Xenex Germ-Killing Robots Help Zap Ebola

Image via Xenex

It sounds like something from a sci-fi movie: a germ-zapping robot that emits pulses of purple UV light to clean surfaces and sterilize hospital rooms. However, Xenex’s robotic cleaners aren’t science fiction; in fact, they’re now being used in Dallas’s Texas Health Presbyterian Hospital, currently home to the U.S.’s first Ebola patient.

Xenex’s Dr. Mark Stibich told KENS-TV that these robots can clear a hospital room of germs in five minutes and destroy Ebola on any surface in just two minutes.

The Xenex UV disinfection system takes only 15 minutes to clean a room, according to the company. It’s typically placed in three different locations throughout a room for five minutes per position; its xenon-based bulbs send out pulses that are 25,000 times stronger than traditional mercury-based bulbs. It sends out these pulses of UV-C light toward “high-touch” surfaces (places that are more likely to carry germs, such as hospital bedrails). The light then fuses the DNA in bacteria and viruses, which kills them.

As Xenex futuristically puts it, “An overwhelming amount of DNA errors is incompatible with cell function.”

According to the company, once a room has been disinfected, there is no need to repeat the process. And although bright pulses of UV light may sound dangerous to humans as well as bacteria, it’s really not; Xenex states that UV-C light “cannot penetrate through glass, plastic, clothing or the top layer of your skin.” It also can’t penetrate glass, so it’s safe to be on the other side of a window while the robot is operating, as long as you don’t stare directly at the light and you’re not bacteria disguised as a human.
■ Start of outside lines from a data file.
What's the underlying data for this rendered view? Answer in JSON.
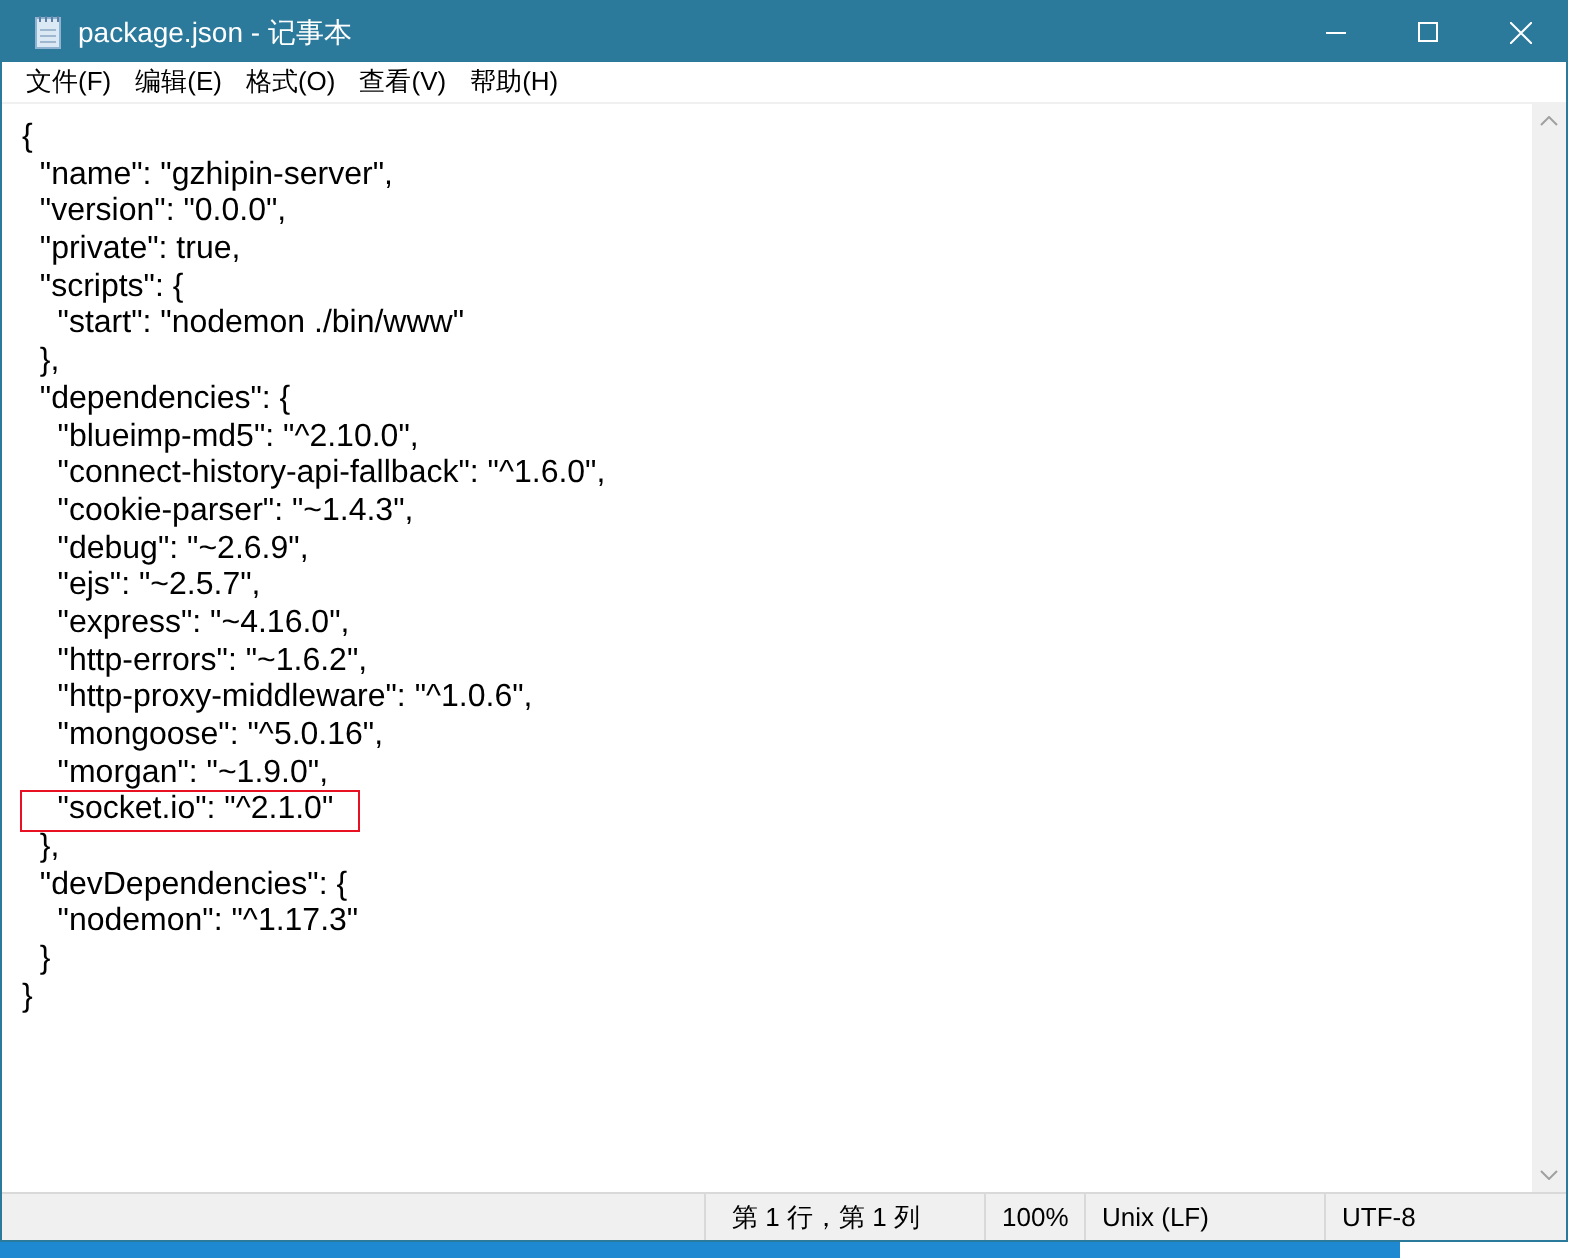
{
  "window": {
    "title": "package.json - 记事本"
  },
  "menu": [
    "文件(F)",
    "编辑(E)",
    "格式(O)",
    "查看(V)",
    "帮助(H)"
  ],
  "editor": {
    "lines": [
      {
        "text": "{",
        "highlighted": false
      },
      {
        "text": "  \"name\": \"gzhipin-server\",",
        "highlighted": false
      },
      {
        "text": "  \"version\": \"0.0.0\",",
        "highlighted": false
      },
      {
        "text": "  \"private\": true,",
        "highlighted": false
      },
      {
        "text": "  \"scripts\": {",
        "highlighted": false
      },
      {
        "text": "    \"start\": \"nodemon ./bin/www\"",
        "highlighted": false
      },
      {
        "text": "  },",
        "highlighted": false
      },
      {
        "text": "  \"dependencies\": {",
        "highlighted": false
      },
      {
        "text": "    \"blueimp-md5\": \"^2.10.0\",",
        "highlighted": false
      },
      {
        "text": "    \"connect-history-api-fallback\": \"^1.6.0\",",
        "highlighted": false
      },
      {
        "text": "    \"cookie-parser\": \"~1.4.3\",",
        "highlighted": false
      },
      {
        "text": "    \"debug\": \"~2.6.9\",",
        "highlighted": false
      },
      {
        "text": "    \"ejs\": \"~2.5.7\",",
        "highlighted": false
      },
      {
        "text": "    \"express\": \"~4.16.0\",",
        "highlighted": false
      },
      {
        "text": "    \"http-errors\": \"~1.6.2\",",
        "highlighted": false
      },
      {
        "text": "    \"http-proxy-middleware\": \"^1.0.6\",",
        "highlighted": false
      },
      {
        "text": "    \"mongoose\": \"^5.0.16\",",
        "highlighted": false
      },
      {
        "text": "    \"morgan\": \"~1.9.0\",",
        "highlighted": false
      },
      {
        "text": "    \"socket.io\": \"^2.1.0\"",
        "highlighted": true
      },
      {
        "text": "  },",
        "highlighted": false
      },
      {
        "text": "  \"devDependencies\": {",
        "highlighted": false
      },
      {
        "text": "    \"nodemon\": \"^1.17.3\"",
        "highlighted": false
      },
      {
        "text": "  }",
        "highlighted": false
      },
      {
        "text": "}",
        "highlighted": false
      }
    ]
  },
  "status_bar": {
    "position": "第 1 行，第 1 列",
    "zoom": "100%",
    "line_ending": "Unix (LF)",
    "encoding": "UTF-8"
  }
}
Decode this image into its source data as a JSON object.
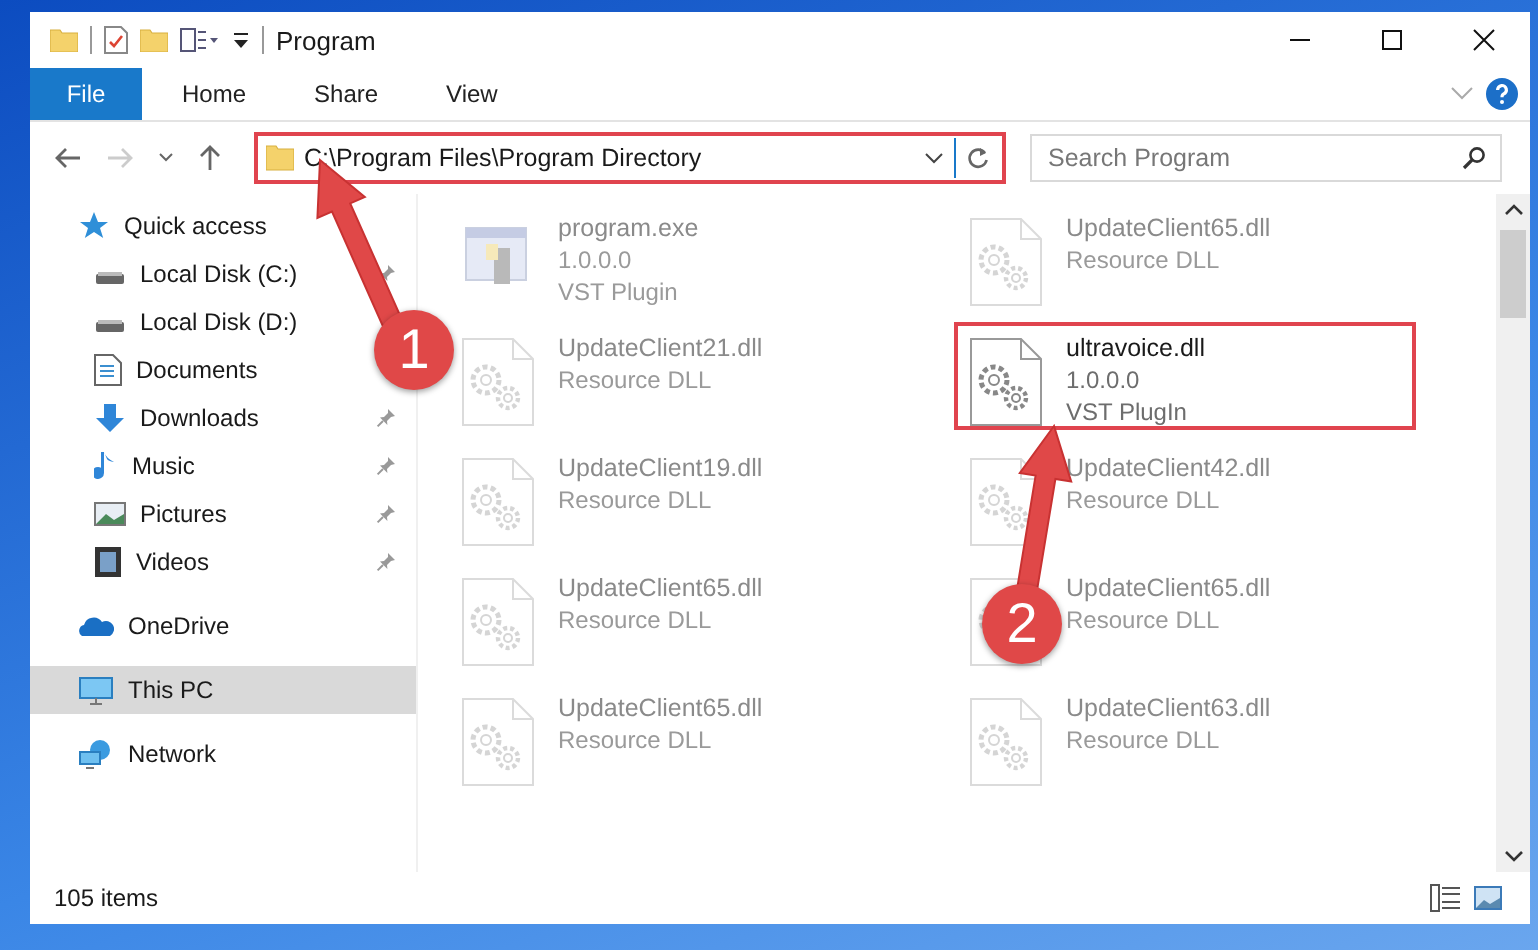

The robots are already being used in 250 hospitals across the country, reports KENS-TV; hopefully, these inanimate cleaners will go a long way toward spreading peace of mind as they prevent Ebola from spreading.